Would you please give every entry again exactly, without the pictures?

Web page and app entries

============================================================

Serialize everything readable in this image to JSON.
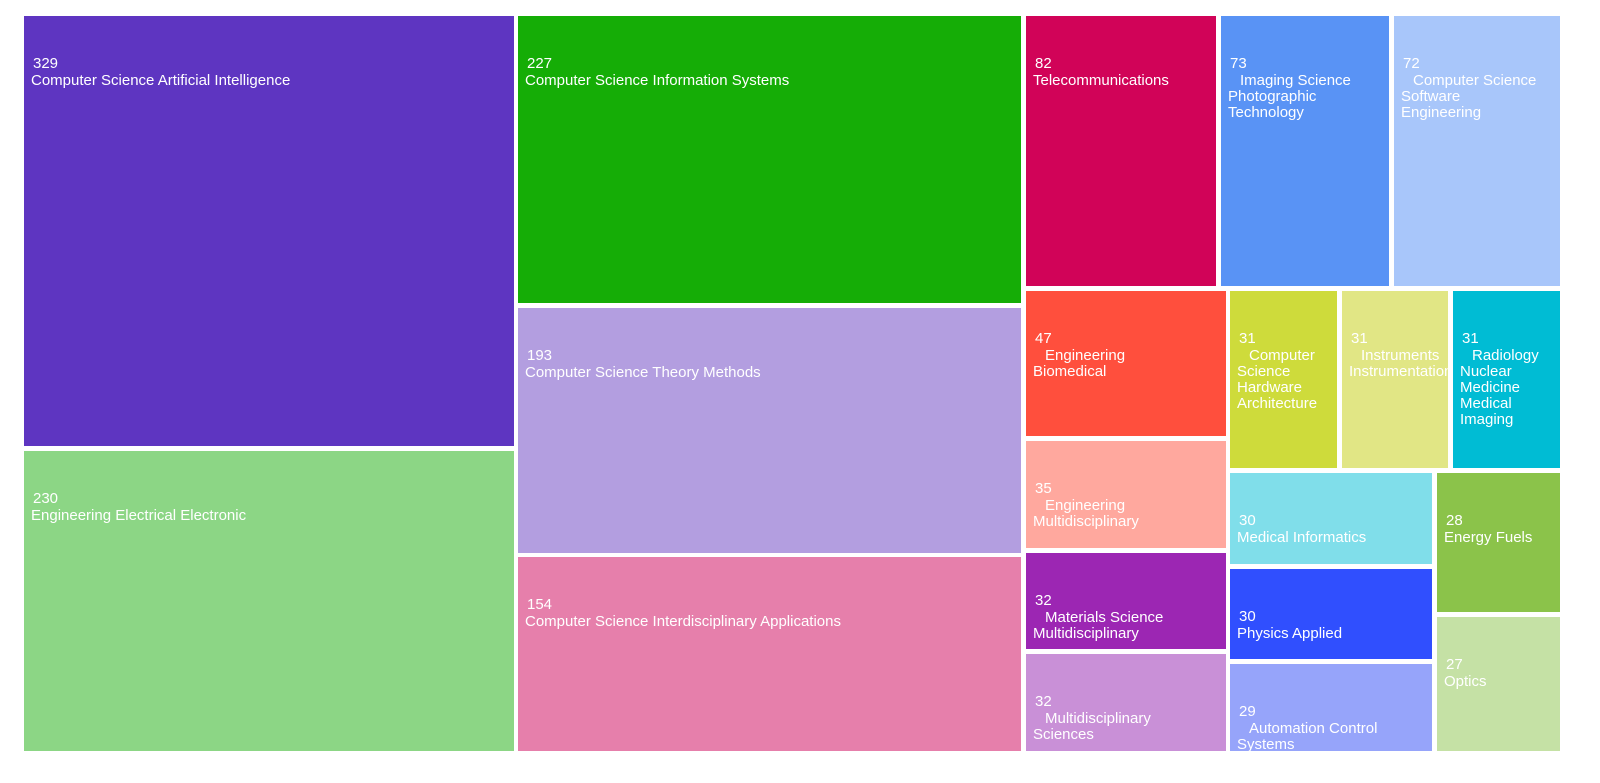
{
  "chart_data": {
    "type": "treemap",
    "tiles": [
      {
        "value": 329,
        "label": "Computer Science Artificial Intelligence",
        "lines": [
          "Computer Science Artificial Intelligence"
        ],
        "color": "#5e35c1"
      },
      {
        "value": 230,
        "label": "Engineering Electrical Electronic",
        "lines": [
          "Engineering Electrical Electronic"
        ],
        "color": "#8cd685"
      },
      {
        "value": 227,
        "label": "Computer Science Information Systems",
        "lines": [
          "Computer Science Information Systems"
        ],
        "color": "#15ad06"
      },
      {
        "value": 193,
        "label": "Computer Science Theory Methods",
        "lines": [
          "Computer Science Theory Methods"
        ],
        "color": "#b39ee0"
      },
      {
        "value": 154,
        "label": "Computer Science Interdisciplinary Applications",
        "lines": [
          "Computer Science Interdisciplinary Applications"
        ],
        "color": "#e67fab"
      },
      {
        "value": 82,
        "label": "Telecommunications",
        "lines": [
          "Telecommunications"
        ],
        "color": "#d10358"
      },
      {
        "value": 73,
        "label": "Imaging Science Photographic Technology",
        "lines": [
          "Imaging Science",
          "Photographic",
          "Technology"
        ],
        "color": "#5993f5"
      },
      {
        "value": 72,
        "label": "Computer Science Software Engineering",
        "lines": [
          "Computer Science",
          "Software",
          "Engineering"
        ],
        "color": "#a8c6fa"
      },
      {
        "value": 47,
        "label": "Engineering Biomedical",
        "lines": [
          "Engineering",
          "Biomedical"
        ],
        "color": "#ff4f3d"
      },
      {
        "value": 35,
        "label": "Engineering Multidisciplinary",
        "lines": [
          "Engineering",
          "Multidisciplinary"
        ],
        "color": "#ffa89e"
      },
      {
        "value": 32,
        "label": "Materials Science Multidisciplinary",
        "lines": [
          "Materials Science",
          "Multidisciplinary"
        ],
        "color": "#9c26b3"
      },
      {
        "value": 32,
        "label": "Multidisciplinary Sciences",
        "lines": [
          "Multidisciplinary",
          "Sciences"
        ],
        "color": "#c990d7"
      },
      {
        "value": 31,
        "label": "Computer Science Hardware Architecture",
        "lines": [
          "Computer",
          "Science",
          "Hardware",
          "Architecture"
        ],
        "color": "#cedb3b"
      },
      {
        "value": 31,
        "label": "Instruments Instrumentation",
        "lines": [
          "Instruments",
          "Instrumentation"
        ],
        "color": "#e1e685"
      },
      {
        "value": 31,
        "label": "Radiology Nuclear Medicine Medical Imaging",
        "lines": [
          "Radiology",
          "Nuclear",
          "Medicine",
          "Medical",
          "Imaging"
        ],
        "color": "#00bcd4"
      },
      {
        "value": 30,
        "label": "Medical Informatics",
        "lines": [
          "Medical Informatics"
        ],
        "color": "#80deea"
      },
      {
        "value": 30,
        "label": "Physics Applied",
        "lines": [
          "Physics Applied"
        ],
        "color": "#304ffe"
      },
      {
        "value": 29,
        "label": "Automation Control Systems",
        "lines": [
          "Automation Control",
          "Systems"
        ],
        "color": "#96a4fa"
      },
      {
        "value": 28,
        "label": "Energy Fuels",
        "lines": [
          "Energy Fuels"
        ],
        "color": "#8bc34a"
      },
      {
        "value": 27,
        "label": "Optics",
        "lines": [
          "Optics"
        ],
        "color": "#c5e1a5"
      }
    ]
  }
}
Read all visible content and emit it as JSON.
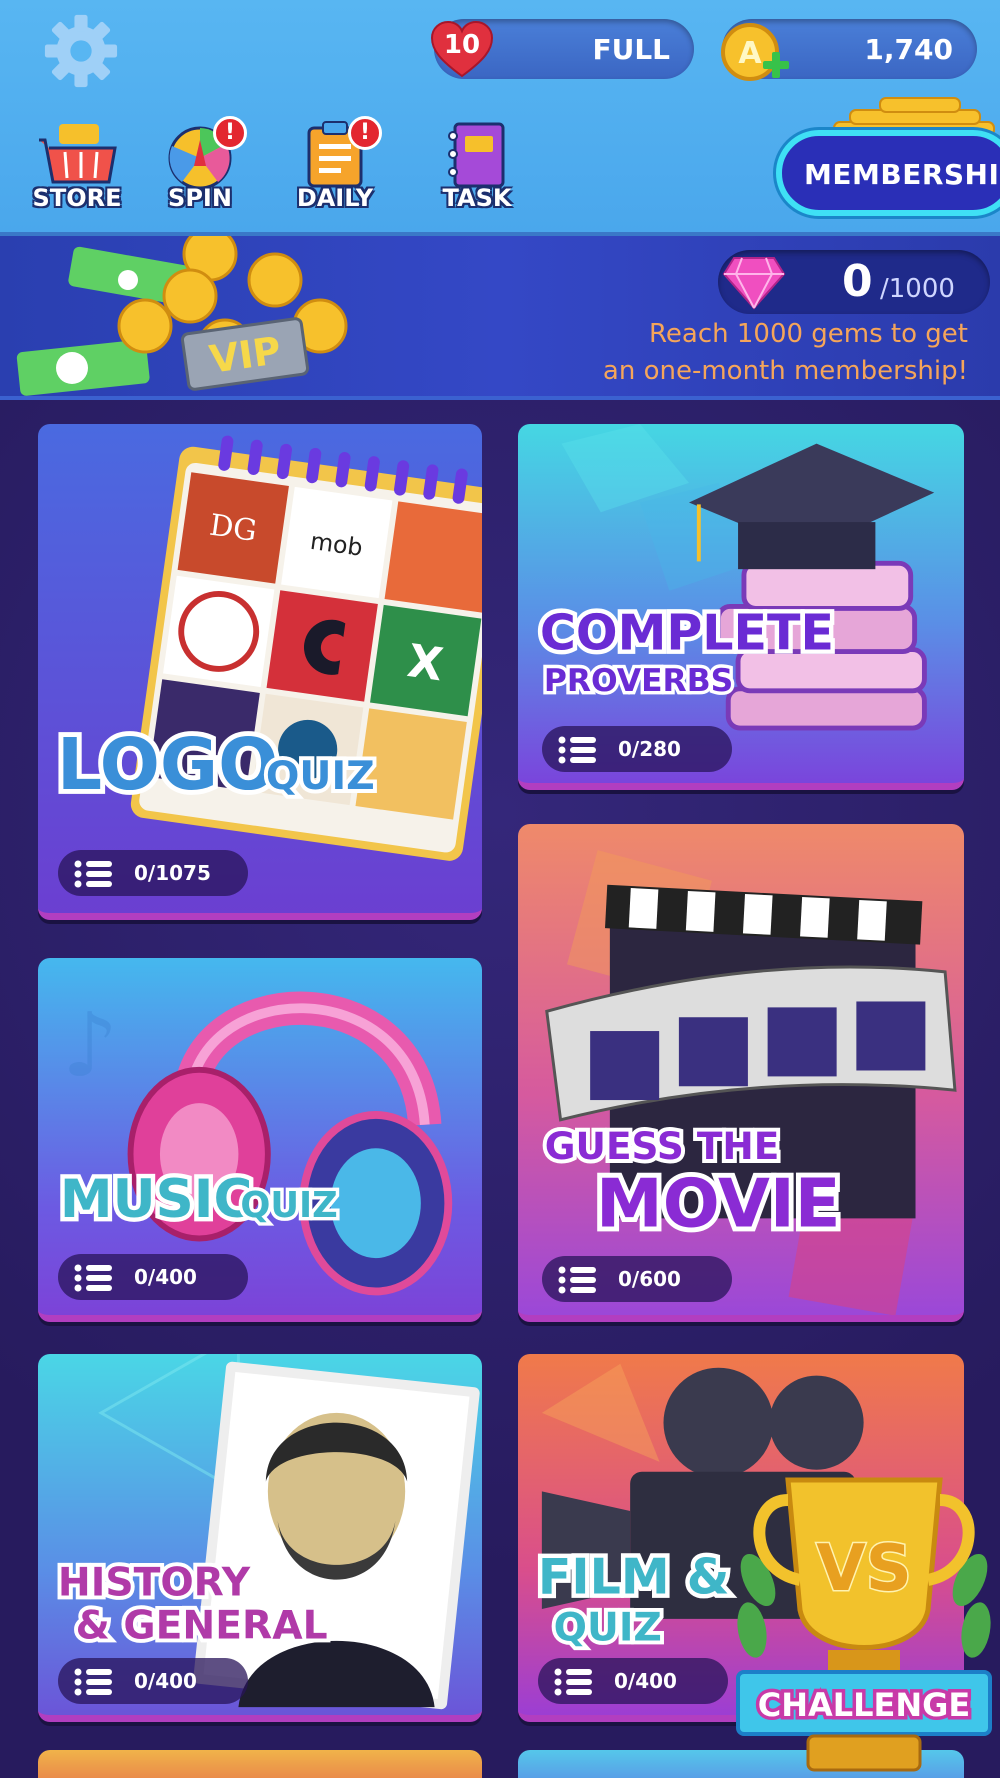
{
  "header": {
    "lives": {
      "count": "10",
      "status": "FULL"
    },
    "coins": {
      "amount": "1,740"
    },
    "nav": [
      {
        "label": "STORE",
        "has_alert": false
      },
      {
        "label": "SPIN",
        "has_alert": true
      },
      {
        "label": "DAILY",
        "has_alert": true
      },
      {
        "label": "TASK",
        "has_alert": false
      }
    ],
    "alert_glyph": "!",
    "membership_label": "MEMBERSHIP"
  },
  "banner": {
    "vip_label": "VIP",
    "coin_letter": "A",
    "gems": {
      "count": "0",
      "total": "/1000"
    },
    "message_line1": "Reach 1000 gems to get",
    "message_line2": "an one-month membership!"
  },
  "categories": [
    {
      "id": "logo",
      "title_big": "LOGO",
      "title_small": "QUIZ",
      "progress": "0/1075",
      "tiles": {
        "dg": "DG",
        "mob": "mob",
        "excel": "X"
      }
    },
    {
      "id": "proverbs",
      "title_big": "COMPLETE",
      "title_small": "PROVERBS",
      "progress": "0/280"
    },
    {
      "id": "music",
      "title_big": "MUSIC",
      "title_small": "QUIZ",
      "progress": "0/400"
    },
    {
      "id": "movie",
      "title_small": "GUESS THE",
      "title_big": "MOVIE",
      "progress": "0/600"
    },
    {
      "id": "history",
      "title_line1": "HISTORY",
      "title_line2": "& GENERAL",
      "progress": "0/400"
    },
    {
      "id": "film",
      "title_line1": "FILM &",
      "title_line2": "QUIZ",
      "progress": "0/400"
    }
  ],
  "challenge": {
    "label": "CHALLENGE",
    "vs": "VS"
  },
  "colors": {
    "topbar": "#58b6f2",
    "heart": "#e0303e",
    "coin": "#f7c12c",
    "gem": "#f04fc0",
    "gem_message": "#f5a55a",
    "title_purple": "#6a2bd4",
    "title_teal": "#3fb6c8"
  }
}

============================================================

- [WRITTEN REPLY]
Serialize everything readable in this image to JSON.
{
  "chart_data": {
    "type": "treemap",
    "tiles": [
      {
        "value": 329,
        "label": "Computer Science Artificial Intelligence",
        "lines": [
          "Computer Science Artificial Intelligence"
        ],
        "color": "#5e35c1"
      },
      {
        "value": 230,
        "label": "Engineering Electrical Electronic",
        "lines": [
          "Engineering Electrical Electronic"
        ],
        "color": "#8cd685"
      },
      {
        "value": 227,
        "label": "Computer Science Information Systems",
        "lines": [
          "Computer Science Information Systems"
        ],
        "color": "#15ad06"
      },
      {
        "value": 193,
        "label": "Computer Science Theory Methods",
        "lines": [
          "Computer Science Theory Methods"
        ],
        "color": "#b39ee0"
      },
      {
        "value": 154,
        "label": "Computer Science Interdisciplinary Applications",
        "lines": [
          "Computer Science Interdisciplinary Applications"
        ],
        "color": "#e67fab"
      },
      {
        "value": 82,
        "label": "Telecommunications",
        "lines": [
          "Telecommunications"
        ],
        "color": "#d10358"
      },
      {
        "value": 73,
        "label": "Imaging Science Photographic Technology",
        "lines": [
          "Imaging Science",
          "Photographic",
          "Technology"
        ],
        "color": "#5993f5"
      },
      {
        "value": 72,
        "label": "Computer Science Software Engineering",
        "lines": [
          "Computer Science",
          "Software",
          "Engineering"
        ],
        "color": "#a8c6fa"
      },
      {
        "value": 47,
        "label": "Engineering Biomedical",
        "lines": [
          "Engineering",
          "Biomedical"
        ],
        "color": "#ff4f3d"
      },
      {
        "value": 35,
        "label": "Engineering Multidisciplinary",
        "lines": [
          "Engineering",
          "Multidisciplinary"
        ],
        "color": "#ffa89e"
      },
      {
        "value": 32,
        "label": "Materials Science Multidisciplinary",
        "lines": [
          "Materials Science",
          "Multidisciplinary"
        ],
        "color": "#9c26b3"
      },
      {
        "value": 32,
        "label": "Multidisciplinary Sciences",
        "lines": [
          "Multidisciplinary",
          "Sciences"
        ],
        "color": "#c990d7"
      },
      {
        "value": 31,
        "label": "Computer Science Hardware Architecture",
        "lines": [
          "Computer",
          "Science",
          "Hardware",
          "Architecture"
        ],
        "color": "#cedb3b"
      },
      {
        "value": 31,
        "label": "Instruments Instrumentation",
        "lines": [
          "Instruments",
          "Instrumentation"
        ],
        "color": "#e1e685"
      },
      {
        "value": 31,
        "label": "Radiology Nuclear Medicine Medical Imaging",
        "lines": [
          "Radiology",
          "Nuclear",
          "Medicine",
          "Medical",
          "Imaging"
        ],
        "color": "#00bcd4"
      },
      {
        "value": 30,
        "label": "Medical Informatics",
        "lines": [
          "Medical Informatics"
        ],
        "color": "#80deea"
      },
      {
        "value": 30,
        "label": "Physics Applied",
        "lines": [
          "Physics Applied"
        ],
        "color": "#304ffe"
      },
      {
        "value": 29,
        "label": "Automation Control Systems",
        "lines": [
          "Automation Control",
          "Systems"
        ],
        "color": "#96a4fa"
      },
      {
        "value": 28,
        "label": "Energy Fuels",
        "lines": [
          "Energy Fuels"
        ],
        "color": "#8bc34a"
      },
      {
        "value": 27,
        "label": "Optics",
        "lines": [
          "Optics"
        ],
        "color": "#c5e1a5"
      }
    ]
  }
}
Read all visible content and emit it as JSON.
{
  "header": {
    "lives": {
      "count": "10",
      "status": "FULL"
    },
    "coins": {
      "amount": "1,740"
    },
    "nav": [
      {
        "label": "STORE",
        "has_alert": false
      },
      {
        "label": "SPIN",
        "has_alert": true
      },
      {
        "label": "DAILY",
        "has_alert": true
      },
      {
        "label": "TASK",
        "has_alert": false
      }
    ],
    "alert_glyph": "!",
    "membership_label": "MEMBERSHIP"
  },
  "banner": {
    "vip_label": "VIP",
    "coin_letter": "A",
    "gems": {
      "count": "0",
      "total": "/1000"
    },
    "message_line1": "Reach 1000 gems to get",
    "message_line2": "an one-month membership!"
  },
  "categories": [
    {
      "id": "logo",
      "title_big": "LOGO",
      "title_small": "QUIZ",
      "progress": "0/1075",
      "tiles": {
        "dg": "DG",
        "mob": "mob",
        "excel": "X"
      }
    },
    {
      "id": "proverbs",
      "title_big": "COMPLETE",
      "title_small": "PROVERBS",
      "progress": "0/280"
    },
    {
      "id": "music",
      "title_big": "MUSIC",
      "title_small": "QUIZ",
      "progress": "0/400"
    },
    {
      "id": "movie",
      "title_small": "GUESS THE",
      "title_big": "MOVIE",
      "progress": "0/600"
    },
    {
      "id": "history",
      "title_line1": "HISTORY",
      "title_line2": "& GENERAL",
      "progress": "0/400"
    },
    {
      "id": "film",
      "title_line1": "FILM &",
      "title_line2": "QUIZ",
      "progress": "0/400"
    }
  ],
  "challenge": {
    "label": "CHALLENGE",
    "vs": "VS"
  },
  "colors": {
    "topbar": "#58b6f2",
    "heart": "#e0303e",
    "coin": "#f7c12c",
    "gem": "#f04fc0",
    "gem_message": "#f5a55a",
    "title_purple": "#6a2bd4",
    "title_teal": "#3fb6c8"
  }
}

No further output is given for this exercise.